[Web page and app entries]
§ §
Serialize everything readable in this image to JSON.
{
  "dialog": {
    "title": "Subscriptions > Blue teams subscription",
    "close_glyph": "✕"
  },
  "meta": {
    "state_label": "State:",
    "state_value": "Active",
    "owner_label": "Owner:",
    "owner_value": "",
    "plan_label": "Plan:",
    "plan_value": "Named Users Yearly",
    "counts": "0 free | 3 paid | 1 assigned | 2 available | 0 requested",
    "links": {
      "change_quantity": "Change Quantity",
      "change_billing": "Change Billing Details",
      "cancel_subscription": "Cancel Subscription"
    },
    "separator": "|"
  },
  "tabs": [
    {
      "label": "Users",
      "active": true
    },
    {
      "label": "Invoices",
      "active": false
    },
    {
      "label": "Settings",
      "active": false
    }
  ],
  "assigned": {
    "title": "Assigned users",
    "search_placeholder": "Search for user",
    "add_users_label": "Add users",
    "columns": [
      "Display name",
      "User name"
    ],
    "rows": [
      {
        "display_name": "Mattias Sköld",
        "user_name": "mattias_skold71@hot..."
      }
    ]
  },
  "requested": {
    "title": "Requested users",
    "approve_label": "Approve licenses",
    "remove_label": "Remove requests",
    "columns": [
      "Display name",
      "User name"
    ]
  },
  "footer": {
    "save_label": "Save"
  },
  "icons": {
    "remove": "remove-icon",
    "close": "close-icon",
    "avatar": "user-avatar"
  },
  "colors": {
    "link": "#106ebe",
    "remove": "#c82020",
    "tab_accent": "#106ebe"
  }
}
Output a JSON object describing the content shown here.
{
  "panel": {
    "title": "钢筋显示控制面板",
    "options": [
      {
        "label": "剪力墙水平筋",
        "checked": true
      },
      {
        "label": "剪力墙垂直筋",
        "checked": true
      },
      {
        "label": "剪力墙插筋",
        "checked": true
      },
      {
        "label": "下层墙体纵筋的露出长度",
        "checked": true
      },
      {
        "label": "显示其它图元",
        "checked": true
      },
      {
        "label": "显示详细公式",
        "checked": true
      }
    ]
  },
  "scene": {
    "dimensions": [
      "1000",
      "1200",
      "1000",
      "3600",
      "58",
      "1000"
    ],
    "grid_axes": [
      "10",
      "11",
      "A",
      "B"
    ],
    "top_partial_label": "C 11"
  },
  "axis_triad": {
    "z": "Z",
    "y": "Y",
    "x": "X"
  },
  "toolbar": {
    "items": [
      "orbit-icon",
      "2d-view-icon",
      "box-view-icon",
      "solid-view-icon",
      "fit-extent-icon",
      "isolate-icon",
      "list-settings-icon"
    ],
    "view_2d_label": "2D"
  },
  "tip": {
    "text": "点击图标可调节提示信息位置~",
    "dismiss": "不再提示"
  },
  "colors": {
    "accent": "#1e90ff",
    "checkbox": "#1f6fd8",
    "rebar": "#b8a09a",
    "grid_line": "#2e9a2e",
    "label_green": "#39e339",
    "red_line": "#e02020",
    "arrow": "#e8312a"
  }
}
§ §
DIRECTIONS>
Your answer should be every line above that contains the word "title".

SOLUTION BELOW>
    "title": "Subscriptions > Blue teams subscription",
    "title": "Assigned users",
    "title": "Requested users",
    "title": "钢筋显示控制面板",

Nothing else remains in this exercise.